▶ _What is expected_: Retrieve every line of the data holding the word "Dlubal".

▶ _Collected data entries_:
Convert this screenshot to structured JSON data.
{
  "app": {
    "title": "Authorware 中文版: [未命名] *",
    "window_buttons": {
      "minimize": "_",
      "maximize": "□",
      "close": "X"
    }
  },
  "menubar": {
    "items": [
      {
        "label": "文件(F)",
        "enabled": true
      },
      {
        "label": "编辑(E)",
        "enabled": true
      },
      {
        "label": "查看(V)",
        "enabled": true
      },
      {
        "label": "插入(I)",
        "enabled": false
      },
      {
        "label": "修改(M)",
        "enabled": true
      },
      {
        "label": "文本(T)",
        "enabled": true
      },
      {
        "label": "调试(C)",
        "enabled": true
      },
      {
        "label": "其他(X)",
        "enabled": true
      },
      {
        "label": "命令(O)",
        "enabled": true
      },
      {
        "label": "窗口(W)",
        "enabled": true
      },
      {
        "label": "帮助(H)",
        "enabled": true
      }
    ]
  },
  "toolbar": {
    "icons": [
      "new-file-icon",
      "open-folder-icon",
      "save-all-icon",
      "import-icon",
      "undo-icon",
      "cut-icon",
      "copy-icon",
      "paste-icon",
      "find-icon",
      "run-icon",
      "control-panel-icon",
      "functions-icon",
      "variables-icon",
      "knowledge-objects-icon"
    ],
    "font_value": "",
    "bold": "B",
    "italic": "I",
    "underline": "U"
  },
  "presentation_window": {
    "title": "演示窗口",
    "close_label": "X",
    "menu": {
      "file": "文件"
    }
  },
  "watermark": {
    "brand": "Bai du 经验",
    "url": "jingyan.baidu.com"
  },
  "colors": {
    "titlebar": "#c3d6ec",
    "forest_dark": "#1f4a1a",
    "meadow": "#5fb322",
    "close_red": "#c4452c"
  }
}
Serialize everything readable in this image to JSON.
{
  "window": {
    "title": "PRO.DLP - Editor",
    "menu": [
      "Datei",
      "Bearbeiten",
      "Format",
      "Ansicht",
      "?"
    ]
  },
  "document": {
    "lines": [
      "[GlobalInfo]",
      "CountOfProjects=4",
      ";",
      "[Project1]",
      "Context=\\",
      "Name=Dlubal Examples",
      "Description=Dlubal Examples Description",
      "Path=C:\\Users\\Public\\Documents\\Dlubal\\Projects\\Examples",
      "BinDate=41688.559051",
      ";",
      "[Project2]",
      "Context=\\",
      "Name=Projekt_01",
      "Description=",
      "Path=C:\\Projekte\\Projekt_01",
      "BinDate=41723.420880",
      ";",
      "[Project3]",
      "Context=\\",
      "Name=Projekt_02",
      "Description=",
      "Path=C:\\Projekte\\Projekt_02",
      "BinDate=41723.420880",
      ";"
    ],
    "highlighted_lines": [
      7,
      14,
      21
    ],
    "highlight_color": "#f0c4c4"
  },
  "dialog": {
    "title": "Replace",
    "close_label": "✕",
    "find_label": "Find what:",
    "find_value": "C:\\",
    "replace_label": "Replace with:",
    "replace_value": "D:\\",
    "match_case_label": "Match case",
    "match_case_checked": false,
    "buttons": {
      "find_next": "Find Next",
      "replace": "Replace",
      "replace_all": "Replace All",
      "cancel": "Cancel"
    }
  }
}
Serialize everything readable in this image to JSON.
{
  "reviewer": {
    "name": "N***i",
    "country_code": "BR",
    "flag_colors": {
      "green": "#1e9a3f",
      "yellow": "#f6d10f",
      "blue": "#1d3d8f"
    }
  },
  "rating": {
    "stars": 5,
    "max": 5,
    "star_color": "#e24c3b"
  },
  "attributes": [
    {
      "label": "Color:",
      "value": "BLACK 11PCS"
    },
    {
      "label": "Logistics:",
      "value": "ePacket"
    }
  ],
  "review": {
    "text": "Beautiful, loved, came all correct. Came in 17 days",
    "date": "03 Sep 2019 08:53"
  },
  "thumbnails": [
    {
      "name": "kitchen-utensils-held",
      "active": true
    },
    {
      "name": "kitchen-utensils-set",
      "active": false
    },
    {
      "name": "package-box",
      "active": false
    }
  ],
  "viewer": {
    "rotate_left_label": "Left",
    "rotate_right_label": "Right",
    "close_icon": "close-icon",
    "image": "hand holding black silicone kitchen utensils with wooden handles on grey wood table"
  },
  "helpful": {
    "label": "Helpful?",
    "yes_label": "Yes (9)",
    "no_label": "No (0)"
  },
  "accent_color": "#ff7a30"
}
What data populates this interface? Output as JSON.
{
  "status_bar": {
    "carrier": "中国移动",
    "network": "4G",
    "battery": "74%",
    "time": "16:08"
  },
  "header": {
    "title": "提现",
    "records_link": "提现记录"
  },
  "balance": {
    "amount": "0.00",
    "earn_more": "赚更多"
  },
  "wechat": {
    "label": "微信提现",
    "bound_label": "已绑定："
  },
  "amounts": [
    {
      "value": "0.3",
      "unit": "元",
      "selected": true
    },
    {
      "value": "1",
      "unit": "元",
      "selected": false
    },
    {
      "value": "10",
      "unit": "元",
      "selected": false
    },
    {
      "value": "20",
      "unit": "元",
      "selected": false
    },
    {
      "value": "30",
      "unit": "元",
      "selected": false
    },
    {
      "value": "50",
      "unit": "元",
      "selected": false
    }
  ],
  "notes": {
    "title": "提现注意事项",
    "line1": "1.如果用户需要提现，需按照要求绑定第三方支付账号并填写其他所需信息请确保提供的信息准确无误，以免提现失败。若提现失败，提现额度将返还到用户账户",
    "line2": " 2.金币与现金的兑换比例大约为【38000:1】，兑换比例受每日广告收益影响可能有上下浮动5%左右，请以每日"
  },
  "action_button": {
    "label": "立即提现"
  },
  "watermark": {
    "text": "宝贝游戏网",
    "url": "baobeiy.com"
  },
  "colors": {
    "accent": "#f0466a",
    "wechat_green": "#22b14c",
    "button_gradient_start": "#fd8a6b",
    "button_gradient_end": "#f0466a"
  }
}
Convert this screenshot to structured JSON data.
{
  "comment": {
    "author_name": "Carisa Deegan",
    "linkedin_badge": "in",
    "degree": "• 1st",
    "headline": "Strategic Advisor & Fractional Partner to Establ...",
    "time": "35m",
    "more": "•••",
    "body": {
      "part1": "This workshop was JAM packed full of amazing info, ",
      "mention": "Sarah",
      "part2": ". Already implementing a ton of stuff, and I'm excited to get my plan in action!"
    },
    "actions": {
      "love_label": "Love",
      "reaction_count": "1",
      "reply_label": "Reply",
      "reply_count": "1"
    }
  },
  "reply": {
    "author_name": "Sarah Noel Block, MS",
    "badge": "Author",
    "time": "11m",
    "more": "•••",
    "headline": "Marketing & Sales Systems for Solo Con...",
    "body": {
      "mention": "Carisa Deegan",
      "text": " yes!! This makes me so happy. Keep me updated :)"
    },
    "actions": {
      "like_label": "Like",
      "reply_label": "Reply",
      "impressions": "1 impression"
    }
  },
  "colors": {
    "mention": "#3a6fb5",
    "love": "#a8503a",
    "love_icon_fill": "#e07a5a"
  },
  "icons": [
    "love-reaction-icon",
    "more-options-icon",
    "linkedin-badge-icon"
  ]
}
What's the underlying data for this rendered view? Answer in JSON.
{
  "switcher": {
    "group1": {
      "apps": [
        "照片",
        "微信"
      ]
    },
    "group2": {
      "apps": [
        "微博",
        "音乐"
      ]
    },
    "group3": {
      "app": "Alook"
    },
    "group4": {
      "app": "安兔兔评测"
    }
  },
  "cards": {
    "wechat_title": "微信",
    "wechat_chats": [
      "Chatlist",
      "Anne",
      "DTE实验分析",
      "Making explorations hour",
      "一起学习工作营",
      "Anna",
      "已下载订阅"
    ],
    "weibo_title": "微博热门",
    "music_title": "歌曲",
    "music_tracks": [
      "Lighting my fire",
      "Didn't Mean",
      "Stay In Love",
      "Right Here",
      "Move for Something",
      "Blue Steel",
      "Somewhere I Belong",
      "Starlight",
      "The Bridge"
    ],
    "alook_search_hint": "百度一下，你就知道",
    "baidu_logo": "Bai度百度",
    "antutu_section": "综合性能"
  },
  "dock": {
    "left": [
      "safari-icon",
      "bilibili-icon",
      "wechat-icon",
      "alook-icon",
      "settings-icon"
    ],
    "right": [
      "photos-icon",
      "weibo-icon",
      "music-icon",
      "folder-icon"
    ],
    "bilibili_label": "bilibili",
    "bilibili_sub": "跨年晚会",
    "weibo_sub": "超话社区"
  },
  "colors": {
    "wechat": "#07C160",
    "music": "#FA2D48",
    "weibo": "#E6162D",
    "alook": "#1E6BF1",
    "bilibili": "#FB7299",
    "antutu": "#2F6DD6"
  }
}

▶ _Result for this exercise_:
      "Name=Dlubal Examples",
      "Description=Dlubal Examples Description",
      "Path=C:\\Users\\Public\\Documents\\Dlubal\\Projects\\Examples",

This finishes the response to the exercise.